→ **EXERCISE BRIEF**
Every line containing the word "source" is to be copied from the data below.

Data excerpts:
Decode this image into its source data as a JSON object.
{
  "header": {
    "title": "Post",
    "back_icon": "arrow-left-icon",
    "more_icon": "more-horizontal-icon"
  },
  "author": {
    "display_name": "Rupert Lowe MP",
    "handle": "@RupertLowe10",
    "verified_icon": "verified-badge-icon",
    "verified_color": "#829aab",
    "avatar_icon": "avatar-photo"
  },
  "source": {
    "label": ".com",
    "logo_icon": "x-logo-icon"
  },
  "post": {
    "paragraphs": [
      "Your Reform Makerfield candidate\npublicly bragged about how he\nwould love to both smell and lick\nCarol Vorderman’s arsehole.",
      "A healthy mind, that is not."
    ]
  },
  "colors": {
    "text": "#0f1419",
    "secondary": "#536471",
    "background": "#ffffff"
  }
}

→ **EXERCISE RESULT**
Decode this image into its source data as a JSON object.
  "source": {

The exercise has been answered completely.